The treaty’s preamble does include language acknowledging the relationship between strategic offensive and defensive forces, but this is simply a statement of fact. It does not constrain our missile defense programs in any way. In fact, a similar provision was part of the original START treaty and did not prevent us from developing our missile defenses. The treaty does contain language prohibiting the conversion or use of offensive missile launchers for missile defense interceptors and vice versa, but we never planned to do that anyway. As General O’Reillly, our missile defense director, has said, it is actually cheaper to build smaller, tailor-made missile defense silos than to convert offensive launchers. And the treaty does not restrict us from building new missile defense launchers, 14 of which we are currently constructing in Alaska.

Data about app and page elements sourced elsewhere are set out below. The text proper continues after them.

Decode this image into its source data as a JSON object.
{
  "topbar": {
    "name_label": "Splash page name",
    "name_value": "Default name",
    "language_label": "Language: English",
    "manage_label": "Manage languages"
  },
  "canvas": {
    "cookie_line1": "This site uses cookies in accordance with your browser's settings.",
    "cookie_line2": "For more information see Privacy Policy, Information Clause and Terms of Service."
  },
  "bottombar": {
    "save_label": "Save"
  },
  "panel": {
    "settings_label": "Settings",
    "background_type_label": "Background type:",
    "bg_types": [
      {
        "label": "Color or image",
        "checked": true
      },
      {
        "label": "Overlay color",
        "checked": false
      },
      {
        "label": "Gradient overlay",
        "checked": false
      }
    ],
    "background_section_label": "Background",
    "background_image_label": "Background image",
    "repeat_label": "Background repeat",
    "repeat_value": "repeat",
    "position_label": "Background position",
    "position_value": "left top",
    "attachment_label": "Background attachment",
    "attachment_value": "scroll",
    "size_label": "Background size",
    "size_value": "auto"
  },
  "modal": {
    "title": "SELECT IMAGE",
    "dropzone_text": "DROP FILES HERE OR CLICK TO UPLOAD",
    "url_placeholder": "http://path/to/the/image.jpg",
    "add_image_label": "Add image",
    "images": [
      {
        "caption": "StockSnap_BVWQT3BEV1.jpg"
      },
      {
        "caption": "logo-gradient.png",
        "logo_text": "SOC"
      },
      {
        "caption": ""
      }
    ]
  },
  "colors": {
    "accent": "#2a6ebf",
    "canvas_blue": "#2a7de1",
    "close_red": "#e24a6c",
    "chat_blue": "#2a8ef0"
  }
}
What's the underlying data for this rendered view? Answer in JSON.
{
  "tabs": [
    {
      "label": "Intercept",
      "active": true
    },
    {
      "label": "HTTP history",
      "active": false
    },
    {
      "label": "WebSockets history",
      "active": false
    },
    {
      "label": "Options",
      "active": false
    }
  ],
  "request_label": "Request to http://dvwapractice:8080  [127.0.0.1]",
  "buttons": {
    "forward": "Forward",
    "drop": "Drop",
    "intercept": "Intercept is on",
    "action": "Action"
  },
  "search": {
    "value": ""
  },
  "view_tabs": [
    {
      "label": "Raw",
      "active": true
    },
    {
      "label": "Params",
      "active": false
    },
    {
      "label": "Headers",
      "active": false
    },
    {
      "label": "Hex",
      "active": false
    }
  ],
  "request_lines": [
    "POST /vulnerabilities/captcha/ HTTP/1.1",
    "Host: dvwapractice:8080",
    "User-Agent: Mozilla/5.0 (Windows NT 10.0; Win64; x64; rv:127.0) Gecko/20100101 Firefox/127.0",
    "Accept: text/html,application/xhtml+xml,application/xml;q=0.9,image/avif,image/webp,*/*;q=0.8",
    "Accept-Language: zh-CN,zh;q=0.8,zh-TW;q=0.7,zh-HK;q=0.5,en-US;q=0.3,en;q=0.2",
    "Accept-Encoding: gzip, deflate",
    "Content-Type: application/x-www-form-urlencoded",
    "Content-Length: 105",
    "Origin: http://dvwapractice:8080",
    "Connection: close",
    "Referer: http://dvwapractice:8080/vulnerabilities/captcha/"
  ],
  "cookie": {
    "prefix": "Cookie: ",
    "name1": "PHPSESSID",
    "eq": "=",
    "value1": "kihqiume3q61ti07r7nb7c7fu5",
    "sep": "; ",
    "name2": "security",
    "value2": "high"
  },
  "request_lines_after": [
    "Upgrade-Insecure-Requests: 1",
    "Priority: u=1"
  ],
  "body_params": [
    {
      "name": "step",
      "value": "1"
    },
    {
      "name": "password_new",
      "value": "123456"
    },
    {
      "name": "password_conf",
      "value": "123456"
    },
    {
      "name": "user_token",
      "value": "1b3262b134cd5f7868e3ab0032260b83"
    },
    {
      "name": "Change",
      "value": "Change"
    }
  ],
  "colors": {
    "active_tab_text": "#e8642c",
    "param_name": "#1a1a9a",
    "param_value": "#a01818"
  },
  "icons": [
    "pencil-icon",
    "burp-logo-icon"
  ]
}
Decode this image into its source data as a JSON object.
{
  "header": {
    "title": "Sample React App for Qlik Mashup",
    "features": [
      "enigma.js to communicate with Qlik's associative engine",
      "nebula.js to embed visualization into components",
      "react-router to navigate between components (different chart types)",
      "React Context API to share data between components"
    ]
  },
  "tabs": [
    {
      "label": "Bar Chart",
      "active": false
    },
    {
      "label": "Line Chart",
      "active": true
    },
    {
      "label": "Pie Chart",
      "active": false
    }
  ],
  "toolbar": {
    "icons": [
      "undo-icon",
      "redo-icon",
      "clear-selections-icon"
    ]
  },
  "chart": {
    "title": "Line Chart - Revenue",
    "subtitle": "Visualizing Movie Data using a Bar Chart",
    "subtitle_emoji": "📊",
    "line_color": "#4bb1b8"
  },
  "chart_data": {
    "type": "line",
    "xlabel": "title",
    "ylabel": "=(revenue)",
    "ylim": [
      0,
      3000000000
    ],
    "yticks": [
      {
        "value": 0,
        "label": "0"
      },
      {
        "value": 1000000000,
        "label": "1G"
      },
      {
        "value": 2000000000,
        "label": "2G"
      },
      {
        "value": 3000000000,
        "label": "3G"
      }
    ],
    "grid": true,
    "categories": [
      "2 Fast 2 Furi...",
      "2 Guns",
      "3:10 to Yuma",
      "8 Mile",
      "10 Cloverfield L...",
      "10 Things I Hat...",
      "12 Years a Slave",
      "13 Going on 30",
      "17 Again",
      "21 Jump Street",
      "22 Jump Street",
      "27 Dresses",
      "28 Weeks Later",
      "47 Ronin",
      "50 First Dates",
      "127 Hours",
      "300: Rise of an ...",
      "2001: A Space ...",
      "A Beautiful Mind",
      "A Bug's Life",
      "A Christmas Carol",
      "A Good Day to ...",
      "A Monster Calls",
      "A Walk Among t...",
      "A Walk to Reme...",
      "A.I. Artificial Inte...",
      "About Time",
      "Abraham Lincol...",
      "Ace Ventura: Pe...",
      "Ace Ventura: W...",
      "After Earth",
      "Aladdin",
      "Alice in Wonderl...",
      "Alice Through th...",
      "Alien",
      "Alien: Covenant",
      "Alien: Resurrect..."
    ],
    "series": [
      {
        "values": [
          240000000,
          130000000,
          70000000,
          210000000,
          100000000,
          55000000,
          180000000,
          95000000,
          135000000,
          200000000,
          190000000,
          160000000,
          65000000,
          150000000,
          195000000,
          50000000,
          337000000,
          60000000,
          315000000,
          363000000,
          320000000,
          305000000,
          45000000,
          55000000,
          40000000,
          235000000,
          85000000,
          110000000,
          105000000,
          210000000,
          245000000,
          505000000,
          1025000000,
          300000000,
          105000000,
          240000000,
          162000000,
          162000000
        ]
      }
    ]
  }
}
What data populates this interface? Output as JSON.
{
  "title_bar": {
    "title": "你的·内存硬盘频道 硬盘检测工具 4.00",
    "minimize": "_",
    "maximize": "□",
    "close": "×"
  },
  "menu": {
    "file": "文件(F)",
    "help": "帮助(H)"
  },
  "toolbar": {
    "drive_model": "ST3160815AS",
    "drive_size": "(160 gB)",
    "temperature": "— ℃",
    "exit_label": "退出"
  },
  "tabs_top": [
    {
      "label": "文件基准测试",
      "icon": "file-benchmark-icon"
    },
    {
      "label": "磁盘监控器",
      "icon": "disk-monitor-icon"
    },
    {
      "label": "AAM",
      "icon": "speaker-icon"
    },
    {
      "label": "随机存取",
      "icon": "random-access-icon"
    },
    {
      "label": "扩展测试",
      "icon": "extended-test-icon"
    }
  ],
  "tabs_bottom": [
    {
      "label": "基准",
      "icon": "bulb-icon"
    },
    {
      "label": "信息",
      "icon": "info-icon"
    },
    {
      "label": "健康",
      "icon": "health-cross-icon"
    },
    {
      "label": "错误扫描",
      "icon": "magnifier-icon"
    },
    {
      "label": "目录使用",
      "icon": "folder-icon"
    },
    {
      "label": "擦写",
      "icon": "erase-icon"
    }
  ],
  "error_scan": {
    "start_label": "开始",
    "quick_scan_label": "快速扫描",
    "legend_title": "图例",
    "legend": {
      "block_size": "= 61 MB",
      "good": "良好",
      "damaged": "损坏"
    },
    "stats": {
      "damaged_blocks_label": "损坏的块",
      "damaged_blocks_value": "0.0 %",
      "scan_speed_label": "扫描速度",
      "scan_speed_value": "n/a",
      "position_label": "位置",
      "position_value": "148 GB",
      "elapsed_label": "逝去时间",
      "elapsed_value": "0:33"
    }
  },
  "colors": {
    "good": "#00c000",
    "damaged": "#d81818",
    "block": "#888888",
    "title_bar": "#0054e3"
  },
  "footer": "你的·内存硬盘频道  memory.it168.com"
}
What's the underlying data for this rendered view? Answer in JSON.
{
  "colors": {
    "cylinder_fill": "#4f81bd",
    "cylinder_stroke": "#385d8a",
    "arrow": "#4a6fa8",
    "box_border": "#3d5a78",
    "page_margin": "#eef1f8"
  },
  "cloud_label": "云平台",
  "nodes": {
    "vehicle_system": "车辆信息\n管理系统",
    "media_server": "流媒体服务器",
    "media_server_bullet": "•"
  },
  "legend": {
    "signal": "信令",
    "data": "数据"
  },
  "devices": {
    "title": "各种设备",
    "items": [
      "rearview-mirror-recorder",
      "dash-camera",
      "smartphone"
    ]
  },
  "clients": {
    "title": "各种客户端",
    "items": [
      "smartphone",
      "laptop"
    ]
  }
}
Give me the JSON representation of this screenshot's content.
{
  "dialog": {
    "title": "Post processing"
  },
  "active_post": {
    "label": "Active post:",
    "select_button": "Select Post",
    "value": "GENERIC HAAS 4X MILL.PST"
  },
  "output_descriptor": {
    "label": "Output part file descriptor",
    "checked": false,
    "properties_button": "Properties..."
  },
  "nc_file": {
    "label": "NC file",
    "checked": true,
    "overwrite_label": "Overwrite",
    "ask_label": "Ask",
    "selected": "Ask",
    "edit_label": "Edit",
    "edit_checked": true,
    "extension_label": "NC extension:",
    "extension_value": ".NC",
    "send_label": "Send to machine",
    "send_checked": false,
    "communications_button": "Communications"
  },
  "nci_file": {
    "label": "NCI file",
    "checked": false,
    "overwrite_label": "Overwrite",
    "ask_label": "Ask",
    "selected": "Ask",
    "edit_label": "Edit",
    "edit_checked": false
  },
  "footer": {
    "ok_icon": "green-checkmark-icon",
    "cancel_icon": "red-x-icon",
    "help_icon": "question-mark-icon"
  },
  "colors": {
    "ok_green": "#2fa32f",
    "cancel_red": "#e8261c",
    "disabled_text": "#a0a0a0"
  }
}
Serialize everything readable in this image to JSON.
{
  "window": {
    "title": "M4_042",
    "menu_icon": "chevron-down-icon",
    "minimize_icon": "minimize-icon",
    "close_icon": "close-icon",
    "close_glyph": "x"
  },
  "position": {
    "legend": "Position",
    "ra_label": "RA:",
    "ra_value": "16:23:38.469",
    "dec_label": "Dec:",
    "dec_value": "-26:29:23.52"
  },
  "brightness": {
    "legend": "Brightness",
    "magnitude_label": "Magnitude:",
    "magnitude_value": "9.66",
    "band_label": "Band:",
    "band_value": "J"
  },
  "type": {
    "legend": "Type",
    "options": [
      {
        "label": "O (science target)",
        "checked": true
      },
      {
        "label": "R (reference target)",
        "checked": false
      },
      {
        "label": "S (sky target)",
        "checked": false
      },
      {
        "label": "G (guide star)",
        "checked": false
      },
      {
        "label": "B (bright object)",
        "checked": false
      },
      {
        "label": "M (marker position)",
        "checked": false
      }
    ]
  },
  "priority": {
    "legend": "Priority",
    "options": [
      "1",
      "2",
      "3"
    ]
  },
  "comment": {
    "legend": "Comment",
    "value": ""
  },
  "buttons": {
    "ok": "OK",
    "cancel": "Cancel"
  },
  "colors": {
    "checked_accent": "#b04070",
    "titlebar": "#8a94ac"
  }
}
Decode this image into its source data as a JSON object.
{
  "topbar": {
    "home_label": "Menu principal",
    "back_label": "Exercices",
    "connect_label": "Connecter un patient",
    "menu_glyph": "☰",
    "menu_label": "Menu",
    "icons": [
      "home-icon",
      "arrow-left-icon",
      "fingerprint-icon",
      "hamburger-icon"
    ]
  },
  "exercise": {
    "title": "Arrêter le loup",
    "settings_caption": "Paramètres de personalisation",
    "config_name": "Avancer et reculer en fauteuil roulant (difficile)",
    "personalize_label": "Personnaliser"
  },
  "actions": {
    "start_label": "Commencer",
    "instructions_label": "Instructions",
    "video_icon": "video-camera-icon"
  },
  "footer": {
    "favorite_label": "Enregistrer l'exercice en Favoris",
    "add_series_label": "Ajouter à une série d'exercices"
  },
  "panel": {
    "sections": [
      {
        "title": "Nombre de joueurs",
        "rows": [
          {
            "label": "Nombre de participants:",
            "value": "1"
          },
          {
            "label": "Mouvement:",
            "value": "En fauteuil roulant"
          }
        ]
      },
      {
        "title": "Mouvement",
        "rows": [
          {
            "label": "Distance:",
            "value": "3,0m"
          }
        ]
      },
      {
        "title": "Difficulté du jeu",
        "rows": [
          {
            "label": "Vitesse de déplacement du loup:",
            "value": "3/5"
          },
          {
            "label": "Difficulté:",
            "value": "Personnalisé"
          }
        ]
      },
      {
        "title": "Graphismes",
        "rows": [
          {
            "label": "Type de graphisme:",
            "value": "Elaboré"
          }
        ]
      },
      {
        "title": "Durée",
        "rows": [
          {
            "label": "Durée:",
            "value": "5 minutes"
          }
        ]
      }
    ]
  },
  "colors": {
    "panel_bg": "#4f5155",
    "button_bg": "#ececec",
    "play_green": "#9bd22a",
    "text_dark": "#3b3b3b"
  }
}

This Administration has requested 9.9 billion for missile defense in FY 2011, almost 700 million more than Congress provided in FY 2010. This request reflects our commitment to missile defense and our conviction that we have done nothing and there is no interpretation to the contrary that in any way undermines that commitment.
Finally, the new START treaty does not restrict our ability to modernize our nuclear weapons complex to sustain a safe, secure, and affective deterrent. This Administration has called for a 10 percent increase in the FY 2011 budget for overall weapons and infrastructure activities and a 25 percent increase in direct stockpile work. This was not in previous budgets. And during the next 10 years, this Administration proposes investing $80 billion into our nuclear weapons complex.
So let’s take a step back and put the new START treaty into a larger context. This treaty is only one part of our country’s broader efforts to reduce the threat posed by the deadliest weapons the world has ever known. And we owe special gratitude to Senator Lugar for his leadership and commitment through all the years on this issue. This Administration is facing head-on the problems of nuclear proliferation and terrorism. We have several coordinated efforts, including the Nuclear Posture Review, the recently concluded Nuclear Security Summit, and the ongoing Nonproliferation Treaty Review Conference. While a ratified new START treaty stands on its own terms in the reflection of the benefits in national security for our country, it is also a part of our broader efforts.
So Mr. Chairman, Senator Lugar, members of this committee, thank you for having us here and for all of your past and future attention to this new START treaty. We stand ready to work with you as you undertake your constitutional responsibilities and to answer all your questions today and in the coming weeks. And we are confident that at the end of this process you will come to the conclusion that so many of your predecessors have shared over so many years on both sides of the aisle that this treaty makes our country more secure and merits the Senate’s advice and consent to ratification.